(Interface dataset entries)
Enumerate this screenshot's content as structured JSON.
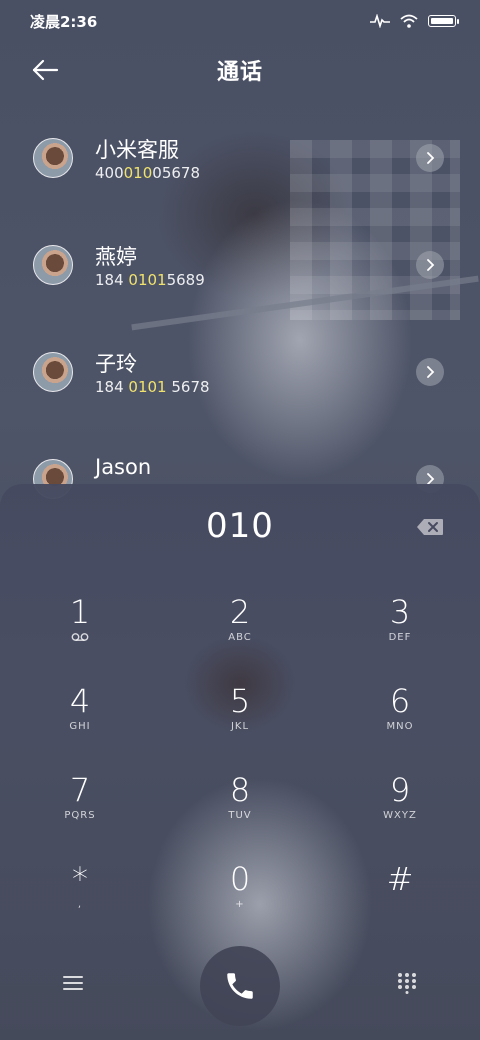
{
  "status_bar": {
    "time": "凌晨2:36"
  },
  "header": {
    "title": "通话"
  },
  "contacts": [
    {
      "name": "小米客服",
      "number_parts": [
        "400",
        "010",
        "05678"
      ]
    },
    {
      "name": "燕婷",
      "number_parts": [
        "184 ",
        "0101",
        "5689"
      ]
    },
    {
      "name": "子玲",
      "number_parts": [
        "184 ",
        "0101",
        " 5678"
      ]
    },
    {
      "name": "Jason",
      "number_parts": [
        "",
        "",
        ""
      ]
    }
  ],
  "dialpad": {
    "dialed_number": "010",
    "keys": [
      {
        "digit": "1",
        "sub": ""
      },
      {
        "digit": "2",
        "sub": "ABC"
      },
      {
        "digit": "3",
        "sub": "DEF"
      },
      {
        "digit": "4",
        "sub": "GHI"
      },
      {
        "digit": "5",
        "sub": "JKL"
      },
      {
        "digit": "6",
        "sub": "MNO"
      },
      {
        "digit": "7",
        "sub": "PQRS"
      },
      {
        "digit": "8",
        "sub": "TUV"
      },
      {
        "digit": "9",
        "sub": "WXYZ"
      },
      {
        "digit": "*",
        "sub": ","
      },
      {
        "digit": "0",
        "sub": "+"
      },
      {
        "digit": "#",
        "sub": ""
      }
    ]
  },
  "colors": {
    "highlight": "#f0e26e",
    "panel": "#464a60"
  }
}
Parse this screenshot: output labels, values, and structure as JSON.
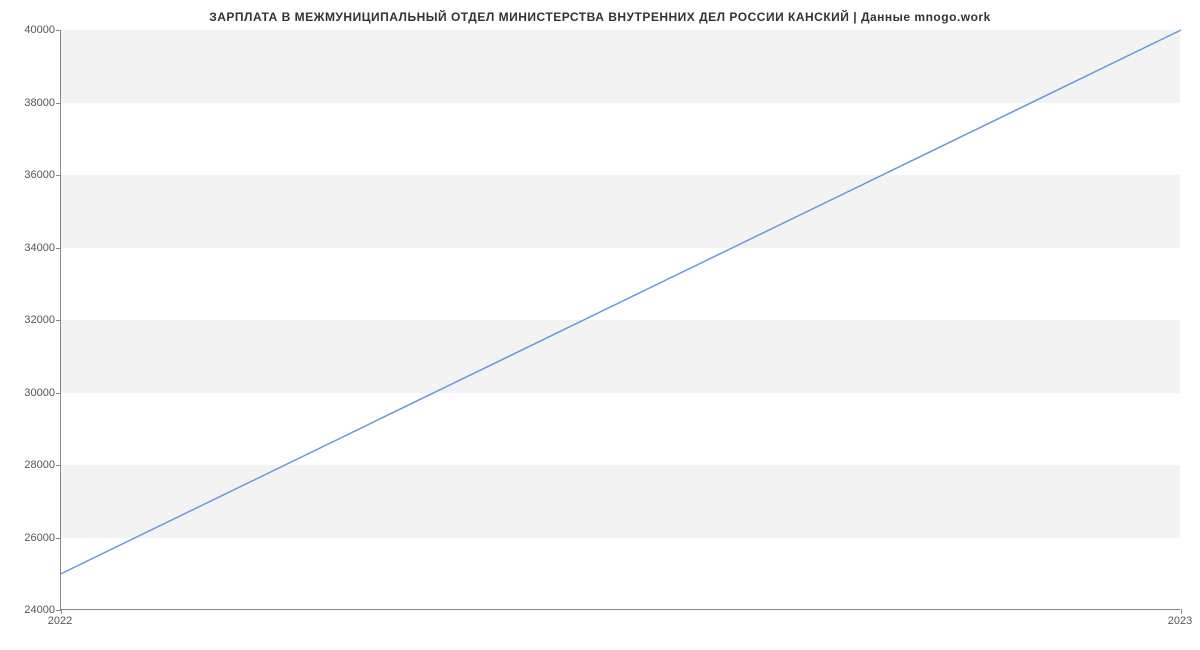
{
  "chart_data": {
    "type": "line",
    "title": "ЗАРПЛАТА В МЕЖМУНИЦИПАЛЬНЫЙ ОТДЕЛ МИНИСТЕРСТВА ВНУТРЕННИХ ДЕЛ РОССИИ КАНСКИЙ | Данные mnogo.work",
    "x": [
      "2022",
      "2023"
    ],
    "values": [
      25000,
      40000
    ],
    "xlabel": "",
    "ylabel": "",
    "ylim": [
      24000,
      40000
    ],
    "y_ticks": [
      24000,
      26000,
      28000,
      30000,
      32000,
      34000,
      36000,
      38000,
      40000
    ],
    "x_ticks": [
      "2022",
      "2023"
    ],
    "grid": true,
    "line_color": "#6699dd"
  }
}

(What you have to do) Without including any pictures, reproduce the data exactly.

(Solution below)
Enumerate this screenshot's content as structured JSON.
{
  "status_bar": {
    "time": "凌晨2:36"
  },
  "header": {
    "title": "通话"
  },
  "contacts": [
    {
      "name": "小米客服",
      "number_parts": [
        "400",
        "010",
        "05678"
      ]
    },
    {
      "name": "燕婷",
      "number_parts": [
        "184 ",
        "0101",
        "5689"
      ]
    },
    {
      "name": "子玲",
      "number_parts": [
        "184 ",
        "0101",
        " 5678"
      ]
    },
    {
      "name": "Jason",
      "number_parts": [
        "",
        "",
        ""
      ]
    }
  ],
  "dialpad": {
    "dialed_number": "010",
    "keys": [
      {
        "digit": "1",
        "sub": ""
      },
      {
        "digit": "2",
        "sub": "ABC"
      },
      {
        "digit": "3",
        "sub": "DEF"
      },
      {
        "digit": "4",
        "sub": "GHI"
      },
      {
        "digit": "5",
        "sub": "JKL"
      },
      {
        "digit": "6",
        "sub": "MNO"
      },
      {
        "digit": "7",
        "sub": "PQRS"
      },
      {
        "digit": "8",
        "sub": "TUV"
      },
      {
        "digit": "9",
        "sub": "WXYZ"
      },
      {
        "digit": "*",
        "sub": ","
      },
      {
        "digit": "0",
        "sub": "+"
      },
      {
        "digit": "#",
        "sub": ""
      }
    ]
  },
  "colors": {
    "highlight": "#f0e26e",
    "panel": "#464a60"
  }
}
Parse this screenshot: output labels, values, and structure as JSON.
{
  "chart_data": {
    "type": "line",
    "title": "ЗАРПЛАТА В МЕЖМУНИЦИПАЛЬНЫЙ ОТДЕЛ МИНИСТЕРСТВА ВНУТРЕННИХ ДЕЛ РОССИИ КАНСКИЙ | Данные mnogo.work",
    "x": [
      "2022",
      "2023"
    ],
    "values": [
      25000,
      40000
    ],
    "xlabel": "",
    "ylabel": "",
    "ylim": [
      24000,
      40000
    ],
    "y_ticks": [
      24000,
      26000,
      28000,
      30000,
      32000,
      34000,
      36000,
      38000,
      40000
    ],
    "x_ticks": [
      "2022",
      "2023"
    ],
    "grid": true,
    "line_color": "#6699dd"
  }
}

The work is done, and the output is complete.